I can't tell you how many wonderful things I've heard from medical administrators and non-physician consultants that will result from the adoption of the electronic medical record (EMR). But like most of us, I've been taught to believe that if something sounds too good to be true, it probably is.
Even though I recognize that some of the positive characterizations of the EMR may in fact be accurate, there is an important other side to this story. The following is based on my own personal experience as well as the experience of many other physicians who have reported to me the multitude of problems they have seen while implementing the EMR.
It will save money. First and foremost, incorporation of an EMR in an established, typically high-volume dermatologic practice is NOT inexpensive. Even if one does not figure in the actual cost of the EMR that has been selected (commonly in the $35,000 to $50,000 range), since the government has announced a $44,000 tiered reimbursement that occurs over time (once meaningful use has been proven), there are still other costs that must be incurred.
In my opinion, the answer to the question about whether the introduction of the EMR will save money is this: I'm afraid there are no certain answers. In the near term, I'm certain that most clinicians would likely say that institution of an EMR takes a lot of effort, time and expense for which there is no benefit to the practice. However, if one takes the long view, say five to 10 years, I believe it is possible that the EMR could save money by reducing redundancy of efforts in the areas of physical examinations, radiological and laboratory tests, or even the repetitive usage of unhelpful medications.
It will improve the quality of care. The EMR might improve quality of care when two things happen; there is widespread acceptance and implementation of EMR among the vast majority of physicians (so that sharing of network information is possible without violating the patient's privacy), and the individual physician uses it in a meaningful way to review prior office visits and previous lab and pathology results. Without the routine sharing of this type of information by all of a given patient's physicians or other healthcare providers, the EMR will only be an electronic version of the old paper medical record, and all of the potential cost savings will be lost.
It will reduce the time required to perform a thorough office exam.
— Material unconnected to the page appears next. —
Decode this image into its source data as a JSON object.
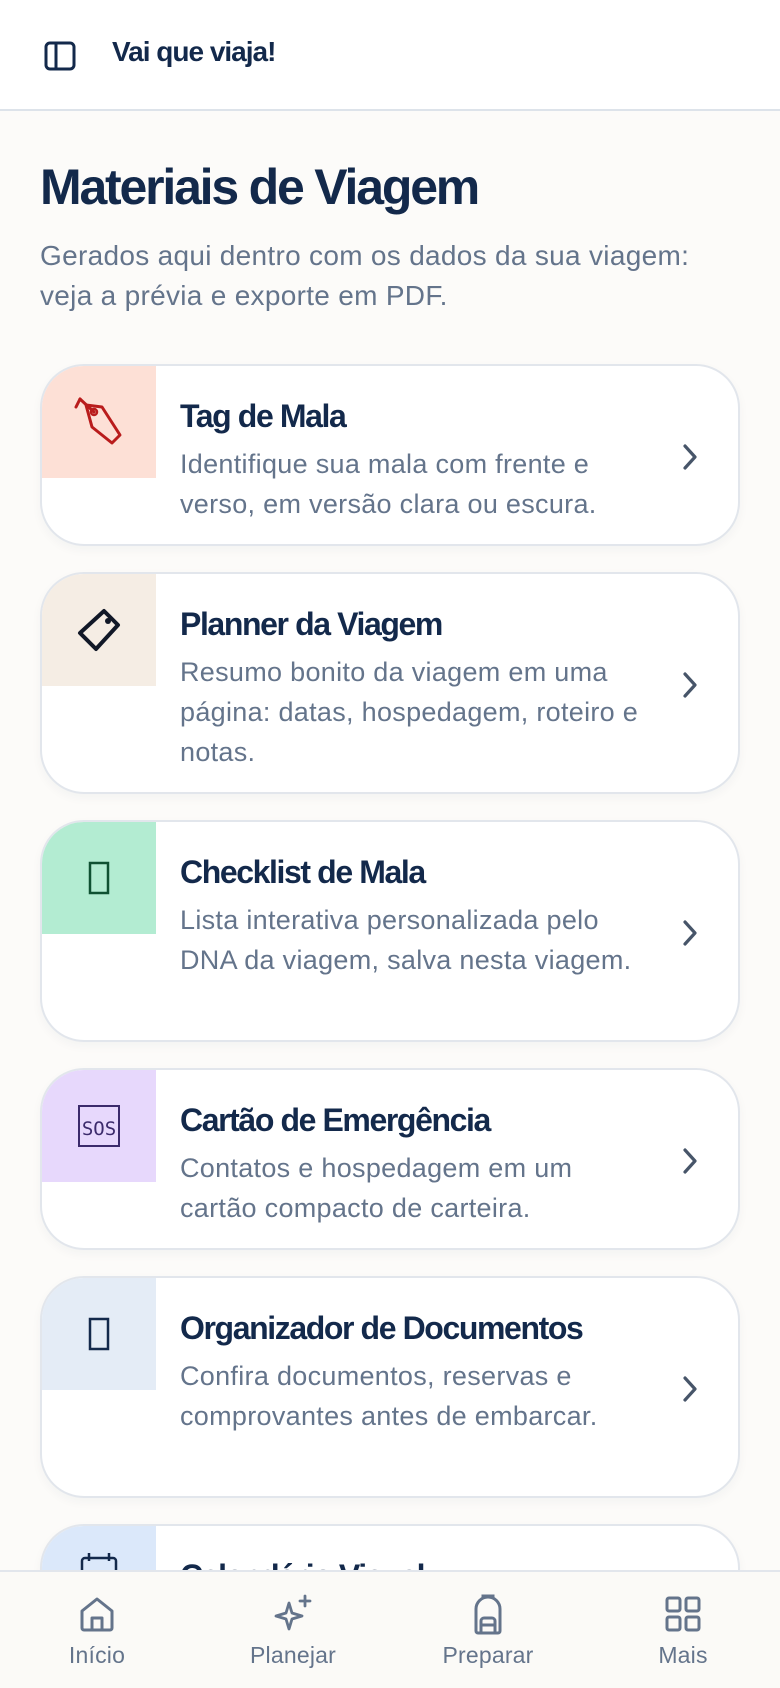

It is possible that the EMR could reduce the amount of time required to perform a complete office exam by allowing for a more thorough review of the prior visits and studies obtained, but I've heard from many dermatologists that if they enter the data themselves at the time of the visit, they have "depersonalized" the office visit by not making eye contact with the patient.
Many of the dermatologists I've spoken with feel the nature of making EMR entries to document what is being said while the patient is in the exam room produces a sense of remoteness with the patient. And in the event of a bad outcome, could this "depersonalization" of the dermatologist lead to enough dissatisfaction that they might pursue legal action?
It will facilitate specialty consultations. Again, with widespread acceptance and use of the EMR, I can see how the EMR might facilitate consultations. But since this has never been a personal problem for me, even if this were to happen, it would NOT be a major advantage to me.
So, what's the best course of action when deciding whether to adopt EMR technology? Obviously, that's a very individual and personal decision that has, unfortunately, been pushed onto the American physician so that little choice remains. My advice is to carefully seek out answers from dermatologists in your locale to find out what works well (or poorly) for them, and then get involved in the learning, training and utilization of the best EMR for your practice as soon as possible.
Ronald G. Wheeland, M.D., is a private practitioner in Tucson, Ariz.